Problem to solve: For every line of the records below that holds "source", add one. Give only the final total.
═════ Data extracts ═════
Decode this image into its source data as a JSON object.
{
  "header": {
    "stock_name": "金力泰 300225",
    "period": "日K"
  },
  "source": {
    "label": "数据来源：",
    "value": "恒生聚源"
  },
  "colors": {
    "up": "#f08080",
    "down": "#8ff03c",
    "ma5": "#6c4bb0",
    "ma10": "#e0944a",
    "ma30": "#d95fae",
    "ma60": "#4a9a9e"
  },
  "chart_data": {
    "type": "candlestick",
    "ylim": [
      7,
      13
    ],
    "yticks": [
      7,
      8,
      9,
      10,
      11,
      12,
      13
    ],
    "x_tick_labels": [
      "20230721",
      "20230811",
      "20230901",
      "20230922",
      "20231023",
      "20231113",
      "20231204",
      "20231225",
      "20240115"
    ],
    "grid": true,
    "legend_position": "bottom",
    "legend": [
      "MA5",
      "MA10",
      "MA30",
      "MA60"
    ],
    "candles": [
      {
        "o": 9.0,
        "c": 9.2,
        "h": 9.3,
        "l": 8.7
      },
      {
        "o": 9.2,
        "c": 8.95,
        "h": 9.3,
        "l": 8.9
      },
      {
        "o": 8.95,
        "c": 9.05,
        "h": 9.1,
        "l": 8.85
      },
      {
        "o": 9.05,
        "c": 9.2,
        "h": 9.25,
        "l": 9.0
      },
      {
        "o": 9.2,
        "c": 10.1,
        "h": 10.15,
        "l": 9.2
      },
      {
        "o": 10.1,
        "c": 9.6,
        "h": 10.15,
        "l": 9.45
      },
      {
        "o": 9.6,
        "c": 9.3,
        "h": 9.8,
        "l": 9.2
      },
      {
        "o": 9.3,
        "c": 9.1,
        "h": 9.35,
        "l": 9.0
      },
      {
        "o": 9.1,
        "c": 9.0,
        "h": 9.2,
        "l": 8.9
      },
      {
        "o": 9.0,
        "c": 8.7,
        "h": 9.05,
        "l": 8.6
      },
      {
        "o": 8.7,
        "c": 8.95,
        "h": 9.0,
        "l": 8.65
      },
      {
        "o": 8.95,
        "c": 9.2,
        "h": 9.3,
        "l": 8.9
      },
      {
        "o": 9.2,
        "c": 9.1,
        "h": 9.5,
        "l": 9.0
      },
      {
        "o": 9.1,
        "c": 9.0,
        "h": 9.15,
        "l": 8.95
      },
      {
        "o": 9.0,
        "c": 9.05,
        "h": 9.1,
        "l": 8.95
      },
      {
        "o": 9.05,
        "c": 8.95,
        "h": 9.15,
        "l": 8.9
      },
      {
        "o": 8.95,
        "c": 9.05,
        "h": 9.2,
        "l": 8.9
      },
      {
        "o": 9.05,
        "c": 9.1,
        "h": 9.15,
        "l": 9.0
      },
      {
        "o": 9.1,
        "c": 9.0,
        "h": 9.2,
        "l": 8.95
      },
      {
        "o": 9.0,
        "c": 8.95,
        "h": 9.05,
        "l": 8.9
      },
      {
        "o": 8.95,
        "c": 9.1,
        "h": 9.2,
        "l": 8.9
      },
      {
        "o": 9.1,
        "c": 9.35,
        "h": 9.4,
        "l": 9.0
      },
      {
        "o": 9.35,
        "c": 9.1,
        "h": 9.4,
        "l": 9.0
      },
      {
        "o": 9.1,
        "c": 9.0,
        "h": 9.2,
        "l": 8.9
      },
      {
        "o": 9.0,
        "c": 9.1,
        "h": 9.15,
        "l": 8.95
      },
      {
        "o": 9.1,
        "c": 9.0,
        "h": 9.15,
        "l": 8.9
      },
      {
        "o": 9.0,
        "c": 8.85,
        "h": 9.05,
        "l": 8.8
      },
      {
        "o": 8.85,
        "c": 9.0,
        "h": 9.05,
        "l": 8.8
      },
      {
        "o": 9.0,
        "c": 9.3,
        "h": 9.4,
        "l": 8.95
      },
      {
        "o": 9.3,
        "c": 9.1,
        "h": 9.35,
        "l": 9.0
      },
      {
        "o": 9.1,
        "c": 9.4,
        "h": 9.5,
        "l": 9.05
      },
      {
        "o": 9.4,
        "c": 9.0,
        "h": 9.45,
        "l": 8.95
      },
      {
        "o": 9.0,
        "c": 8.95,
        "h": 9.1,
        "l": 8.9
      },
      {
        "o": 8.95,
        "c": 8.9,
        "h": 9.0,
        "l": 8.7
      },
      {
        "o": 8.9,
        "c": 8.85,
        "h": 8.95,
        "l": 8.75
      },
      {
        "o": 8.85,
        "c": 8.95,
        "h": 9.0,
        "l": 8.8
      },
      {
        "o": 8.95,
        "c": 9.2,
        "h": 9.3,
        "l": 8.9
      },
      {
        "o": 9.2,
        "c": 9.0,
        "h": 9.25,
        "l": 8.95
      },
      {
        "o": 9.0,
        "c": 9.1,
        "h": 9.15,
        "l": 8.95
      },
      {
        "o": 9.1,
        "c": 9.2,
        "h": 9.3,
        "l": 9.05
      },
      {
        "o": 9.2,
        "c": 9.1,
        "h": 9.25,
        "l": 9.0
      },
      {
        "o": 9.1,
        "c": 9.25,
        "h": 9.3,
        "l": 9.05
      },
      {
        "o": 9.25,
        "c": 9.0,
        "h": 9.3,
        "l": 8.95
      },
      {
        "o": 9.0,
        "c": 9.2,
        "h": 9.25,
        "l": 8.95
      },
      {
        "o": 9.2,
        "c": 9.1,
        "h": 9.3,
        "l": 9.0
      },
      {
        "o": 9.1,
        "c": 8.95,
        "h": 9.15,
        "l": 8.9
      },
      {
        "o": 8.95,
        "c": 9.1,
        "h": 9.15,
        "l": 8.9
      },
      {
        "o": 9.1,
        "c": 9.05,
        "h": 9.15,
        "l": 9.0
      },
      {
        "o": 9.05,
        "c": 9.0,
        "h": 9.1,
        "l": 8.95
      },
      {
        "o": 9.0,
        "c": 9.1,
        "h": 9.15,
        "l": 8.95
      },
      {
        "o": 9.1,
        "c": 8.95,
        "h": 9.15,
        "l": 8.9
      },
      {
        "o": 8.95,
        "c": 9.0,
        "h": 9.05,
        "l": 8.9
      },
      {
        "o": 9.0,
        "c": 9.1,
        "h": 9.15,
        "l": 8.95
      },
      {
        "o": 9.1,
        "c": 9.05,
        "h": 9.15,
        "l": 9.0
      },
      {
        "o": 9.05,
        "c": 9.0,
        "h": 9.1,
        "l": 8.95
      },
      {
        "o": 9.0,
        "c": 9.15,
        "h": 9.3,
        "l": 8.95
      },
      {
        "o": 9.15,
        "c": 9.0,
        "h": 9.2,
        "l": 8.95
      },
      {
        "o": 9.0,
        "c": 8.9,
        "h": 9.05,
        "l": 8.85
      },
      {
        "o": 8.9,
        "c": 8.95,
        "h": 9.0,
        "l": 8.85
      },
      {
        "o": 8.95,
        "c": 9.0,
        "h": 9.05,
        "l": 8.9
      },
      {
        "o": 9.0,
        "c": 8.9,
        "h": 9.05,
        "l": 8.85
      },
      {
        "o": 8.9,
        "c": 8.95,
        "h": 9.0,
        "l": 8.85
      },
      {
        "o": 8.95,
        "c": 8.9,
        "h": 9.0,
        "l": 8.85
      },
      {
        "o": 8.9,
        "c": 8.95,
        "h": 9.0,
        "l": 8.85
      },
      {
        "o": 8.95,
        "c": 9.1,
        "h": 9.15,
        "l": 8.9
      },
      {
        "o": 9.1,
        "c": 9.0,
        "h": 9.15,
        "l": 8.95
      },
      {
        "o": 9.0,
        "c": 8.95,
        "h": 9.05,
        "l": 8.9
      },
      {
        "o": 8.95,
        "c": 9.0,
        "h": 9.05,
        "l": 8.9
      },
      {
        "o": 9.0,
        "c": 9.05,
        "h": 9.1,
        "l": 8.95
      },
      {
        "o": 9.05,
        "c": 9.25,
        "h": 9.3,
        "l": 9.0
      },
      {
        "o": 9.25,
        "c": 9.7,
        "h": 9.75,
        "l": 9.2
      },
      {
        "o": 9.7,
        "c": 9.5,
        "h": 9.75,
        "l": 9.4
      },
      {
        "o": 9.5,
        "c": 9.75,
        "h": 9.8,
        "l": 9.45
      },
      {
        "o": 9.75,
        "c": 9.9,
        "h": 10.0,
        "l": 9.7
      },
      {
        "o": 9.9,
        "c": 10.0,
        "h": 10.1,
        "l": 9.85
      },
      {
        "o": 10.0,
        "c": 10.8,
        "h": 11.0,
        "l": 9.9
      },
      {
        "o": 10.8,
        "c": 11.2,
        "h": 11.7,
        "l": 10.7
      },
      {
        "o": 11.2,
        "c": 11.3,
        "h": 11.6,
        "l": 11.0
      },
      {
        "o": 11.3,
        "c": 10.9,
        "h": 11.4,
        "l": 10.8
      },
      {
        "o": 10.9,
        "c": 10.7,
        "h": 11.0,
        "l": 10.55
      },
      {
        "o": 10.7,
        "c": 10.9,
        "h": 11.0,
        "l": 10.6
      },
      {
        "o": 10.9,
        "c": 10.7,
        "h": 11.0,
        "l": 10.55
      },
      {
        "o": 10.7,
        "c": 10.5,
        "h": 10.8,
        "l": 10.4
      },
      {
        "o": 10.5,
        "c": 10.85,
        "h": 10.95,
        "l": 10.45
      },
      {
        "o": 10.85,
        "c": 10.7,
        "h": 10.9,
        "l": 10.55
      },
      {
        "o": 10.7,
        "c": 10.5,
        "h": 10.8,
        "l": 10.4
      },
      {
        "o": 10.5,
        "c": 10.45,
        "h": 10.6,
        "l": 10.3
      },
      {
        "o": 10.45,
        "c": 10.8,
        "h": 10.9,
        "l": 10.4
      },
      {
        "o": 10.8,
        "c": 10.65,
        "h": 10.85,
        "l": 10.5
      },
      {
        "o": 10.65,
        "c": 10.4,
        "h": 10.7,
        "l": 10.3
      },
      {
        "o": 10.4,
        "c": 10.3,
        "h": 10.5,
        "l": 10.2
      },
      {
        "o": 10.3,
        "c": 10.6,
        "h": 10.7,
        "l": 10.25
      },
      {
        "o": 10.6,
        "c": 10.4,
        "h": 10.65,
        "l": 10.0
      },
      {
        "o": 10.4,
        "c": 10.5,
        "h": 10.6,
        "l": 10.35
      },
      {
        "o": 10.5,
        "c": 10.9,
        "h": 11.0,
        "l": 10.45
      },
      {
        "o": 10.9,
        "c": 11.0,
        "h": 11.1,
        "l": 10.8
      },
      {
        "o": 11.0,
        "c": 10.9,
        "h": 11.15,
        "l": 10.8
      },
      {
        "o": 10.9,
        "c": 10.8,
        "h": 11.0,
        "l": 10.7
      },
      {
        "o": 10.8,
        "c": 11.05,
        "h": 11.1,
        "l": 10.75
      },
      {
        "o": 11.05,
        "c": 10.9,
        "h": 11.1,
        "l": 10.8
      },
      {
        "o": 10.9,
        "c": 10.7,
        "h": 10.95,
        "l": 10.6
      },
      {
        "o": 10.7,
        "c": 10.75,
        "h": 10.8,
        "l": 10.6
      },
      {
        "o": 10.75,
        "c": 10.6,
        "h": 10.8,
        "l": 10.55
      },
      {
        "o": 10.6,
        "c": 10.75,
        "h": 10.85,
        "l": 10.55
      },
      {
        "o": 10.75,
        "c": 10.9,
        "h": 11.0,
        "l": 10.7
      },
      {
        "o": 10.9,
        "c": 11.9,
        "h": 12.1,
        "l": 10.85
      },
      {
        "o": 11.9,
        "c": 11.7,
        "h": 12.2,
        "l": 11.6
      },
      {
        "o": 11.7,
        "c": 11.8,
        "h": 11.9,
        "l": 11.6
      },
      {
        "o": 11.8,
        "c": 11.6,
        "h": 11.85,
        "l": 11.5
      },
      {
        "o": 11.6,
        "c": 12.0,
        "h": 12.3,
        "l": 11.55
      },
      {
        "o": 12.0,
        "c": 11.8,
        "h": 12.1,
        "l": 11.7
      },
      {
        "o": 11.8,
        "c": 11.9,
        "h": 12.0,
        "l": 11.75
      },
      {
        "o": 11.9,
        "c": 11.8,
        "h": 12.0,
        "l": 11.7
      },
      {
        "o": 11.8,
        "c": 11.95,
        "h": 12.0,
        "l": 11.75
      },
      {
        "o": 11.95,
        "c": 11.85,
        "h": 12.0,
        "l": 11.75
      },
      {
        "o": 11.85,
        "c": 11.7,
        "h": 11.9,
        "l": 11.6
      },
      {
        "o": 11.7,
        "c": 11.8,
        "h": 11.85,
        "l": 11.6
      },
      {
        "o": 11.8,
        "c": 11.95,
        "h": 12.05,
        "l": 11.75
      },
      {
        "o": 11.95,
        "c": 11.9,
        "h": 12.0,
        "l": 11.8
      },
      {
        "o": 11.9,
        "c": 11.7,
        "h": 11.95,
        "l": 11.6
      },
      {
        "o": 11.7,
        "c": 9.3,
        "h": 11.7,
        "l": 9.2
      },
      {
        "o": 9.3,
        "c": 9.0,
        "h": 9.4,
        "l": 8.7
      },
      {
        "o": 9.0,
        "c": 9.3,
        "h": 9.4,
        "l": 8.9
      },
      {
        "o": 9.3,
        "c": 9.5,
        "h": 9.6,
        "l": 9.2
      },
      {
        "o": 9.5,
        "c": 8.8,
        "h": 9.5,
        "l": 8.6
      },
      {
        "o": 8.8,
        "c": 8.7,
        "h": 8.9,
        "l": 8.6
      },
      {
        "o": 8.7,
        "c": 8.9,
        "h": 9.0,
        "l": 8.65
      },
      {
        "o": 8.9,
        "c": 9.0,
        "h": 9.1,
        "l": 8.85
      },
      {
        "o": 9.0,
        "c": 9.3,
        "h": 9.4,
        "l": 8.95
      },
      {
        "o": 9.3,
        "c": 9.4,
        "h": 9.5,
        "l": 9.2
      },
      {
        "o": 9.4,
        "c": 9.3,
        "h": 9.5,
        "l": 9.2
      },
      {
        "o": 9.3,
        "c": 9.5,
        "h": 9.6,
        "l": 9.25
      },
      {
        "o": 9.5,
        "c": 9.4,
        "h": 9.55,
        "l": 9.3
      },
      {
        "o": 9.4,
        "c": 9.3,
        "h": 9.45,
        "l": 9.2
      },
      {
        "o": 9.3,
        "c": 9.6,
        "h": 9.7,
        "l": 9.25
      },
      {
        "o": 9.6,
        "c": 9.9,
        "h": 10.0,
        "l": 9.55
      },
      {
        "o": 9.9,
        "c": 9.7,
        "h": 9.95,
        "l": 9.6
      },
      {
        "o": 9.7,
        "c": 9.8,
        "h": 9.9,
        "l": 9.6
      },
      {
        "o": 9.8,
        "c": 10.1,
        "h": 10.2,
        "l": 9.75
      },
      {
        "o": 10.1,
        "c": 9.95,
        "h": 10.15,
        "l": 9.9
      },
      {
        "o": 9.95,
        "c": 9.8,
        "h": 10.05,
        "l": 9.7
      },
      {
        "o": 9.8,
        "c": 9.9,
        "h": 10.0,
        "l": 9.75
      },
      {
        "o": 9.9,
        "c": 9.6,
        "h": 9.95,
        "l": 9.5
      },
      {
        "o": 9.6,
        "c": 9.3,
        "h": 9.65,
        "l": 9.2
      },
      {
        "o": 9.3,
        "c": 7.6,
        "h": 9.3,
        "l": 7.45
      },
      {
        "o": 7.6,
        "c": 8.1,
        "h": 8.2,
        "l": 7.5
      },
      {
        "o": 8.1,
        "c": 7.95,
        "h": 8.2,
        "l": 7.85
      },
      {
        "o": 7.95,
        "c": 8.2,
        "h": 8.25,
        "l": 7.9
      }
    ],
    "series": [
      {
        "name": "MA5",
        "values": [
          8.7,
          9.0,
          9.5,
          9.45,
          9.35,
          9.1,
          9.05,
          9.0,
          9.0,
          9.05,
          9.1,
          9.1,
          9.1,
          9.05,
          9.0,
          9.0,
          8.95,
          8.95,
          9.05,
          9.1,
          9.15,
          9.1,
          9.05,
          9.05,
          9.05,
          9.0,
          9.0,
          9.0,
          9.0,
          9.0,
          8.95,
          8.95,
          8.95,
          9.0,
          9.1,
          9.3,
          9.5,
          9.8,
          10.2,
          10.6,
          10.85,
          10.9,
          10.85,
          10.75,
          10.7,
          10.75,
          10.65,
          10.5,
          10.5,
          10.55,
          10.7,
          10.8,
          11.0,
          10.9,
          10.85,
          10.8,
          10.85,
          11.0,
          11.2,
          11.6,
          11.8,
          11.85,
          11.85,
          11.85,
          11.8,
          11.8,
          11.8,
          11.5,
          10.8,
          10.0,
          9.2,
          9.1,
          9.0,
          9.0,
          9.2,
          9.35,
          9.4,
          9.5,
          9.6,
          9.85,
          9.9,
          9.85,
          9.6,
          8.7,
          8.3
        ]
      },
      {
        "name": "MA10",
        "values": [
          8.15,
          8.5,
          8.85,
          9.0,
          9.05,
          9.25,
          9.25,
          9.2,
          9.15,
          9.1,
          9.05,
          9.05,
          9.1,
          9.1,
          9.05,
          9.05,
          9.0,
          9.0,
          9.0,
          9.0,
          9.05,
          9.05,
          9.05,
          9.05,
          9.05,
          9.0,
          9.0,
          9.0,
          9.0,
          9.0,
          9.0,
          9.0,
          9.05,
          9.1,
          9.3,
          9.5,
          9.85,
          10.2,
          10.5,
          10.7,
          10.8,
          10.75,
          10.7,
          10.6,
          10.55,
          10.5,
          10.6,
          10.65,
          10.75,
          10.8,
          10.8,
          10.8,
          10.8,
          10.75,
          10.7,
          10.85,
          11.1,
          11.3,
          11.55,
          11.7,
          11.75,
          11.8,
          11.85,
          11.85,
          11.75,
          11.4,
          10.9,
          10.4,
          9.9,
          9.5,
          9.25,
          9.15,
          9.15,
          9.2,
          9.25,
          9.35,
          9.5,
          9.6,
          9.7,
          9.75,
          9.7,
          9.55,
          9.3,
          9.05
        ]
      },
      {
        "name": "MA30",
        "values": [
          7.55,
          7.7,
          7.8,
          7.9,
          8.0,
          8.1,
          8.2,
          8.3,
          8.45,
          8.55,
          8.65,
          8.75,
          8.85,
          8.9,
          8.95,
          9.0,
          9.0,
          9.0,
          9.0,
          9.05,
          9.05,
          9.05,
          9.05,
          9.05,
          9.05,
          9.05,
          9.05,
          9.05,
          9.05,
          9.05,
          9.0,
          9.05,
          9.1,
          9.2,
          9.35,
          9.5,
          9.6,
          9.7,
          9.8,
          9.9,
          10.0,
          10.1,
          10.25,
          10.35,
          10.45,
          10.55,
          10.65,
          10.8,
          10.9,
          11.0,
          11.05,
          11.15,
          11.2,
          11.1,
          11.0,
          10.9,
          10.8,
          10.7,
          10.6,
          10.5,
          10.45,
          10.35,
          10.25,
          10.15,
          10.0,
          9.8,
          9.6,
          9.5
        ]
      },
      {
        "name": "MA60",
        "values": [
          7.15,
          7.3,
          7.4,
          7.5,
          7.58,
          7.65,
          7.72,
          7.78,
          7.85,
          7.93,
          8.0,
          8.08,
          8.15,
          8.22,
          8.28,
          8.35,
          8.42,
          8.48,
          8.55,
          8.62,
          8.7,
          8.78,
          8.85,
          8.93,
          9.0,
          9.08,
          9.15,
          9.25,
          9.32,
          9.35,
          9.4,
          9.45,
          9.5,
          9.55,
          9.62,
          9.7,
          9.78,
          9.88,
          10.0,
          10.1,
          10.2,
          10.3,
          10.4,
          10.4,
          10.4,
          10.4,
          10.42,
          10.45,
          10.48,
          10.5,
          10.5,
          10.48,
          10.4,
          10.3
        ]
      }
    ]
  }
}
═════
Exercise response: 2